■ **Prompt**:
Copy out each line of the data holding "value".

━━ Source information ━━

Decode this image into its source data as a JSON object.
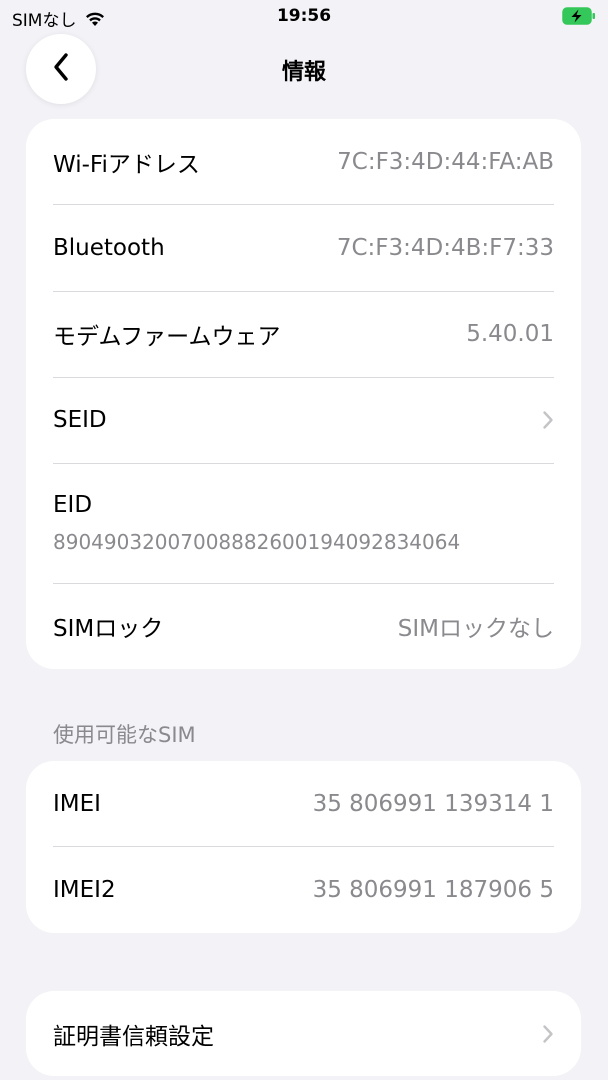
{
  "status_bar": {
    "carrier": "SIMなし",
    "time": "19:56",
    "icons": [
      "wifi-icon",
      "battery-charging-icon"
    ],
    "battery_color": "#34c759"
  },
  "nav": {
    "title": "情報",
    "back_icon": "chevron-left-icon"
  },
  "info_group": {
    "rows": [
      {
        "label": "Wi-Fiアドレス",
        "value": "7C:F3:4D:44:FA:AB"
      },
      {
        "label": "Bluetooth",
        "value": "7C:F3:4D:4B:F7:33"
      },
      {
        "label": "モデムファームウェア",
        "value": "5.40.01"
      },
      {
        "label": "SEID",
        "icon": "chevron-right-icon"
      },
      {
        "label": "EID",
        "value": "89049032007008882600194092834064"
      },
      {
        "label": "SIMロック",
        "value": "SIMロックなし"
      }
    ]
  },
  "sim_section": {
    "header": "使用可能なSIM",
    "rows": [
      {
        "label": "IMEI",
        "value": "35 806991 139314 1"
      },
      {
        "label": "IMEI2",
        "value": "35 806991 187906 5"
      }
    ]
  },
  "cert_group": {
    "rows": [
      {
        "label": "証明書信頼設定",
        "icon": "chevron-right-icon"
      }
    ]
  }
}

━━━

■ **Response**:
        "value": "7C:F3:4D:44:FA:AB"
        "value": "7C:F3:4D:4B:F7:33"
        "value": "5.40.01"
        "value": "89049032007008882600194092834064"
        "value": "SIMロックなし"
        "value": "35 806991 139314 1"
        "value": "35 806991 187906 5"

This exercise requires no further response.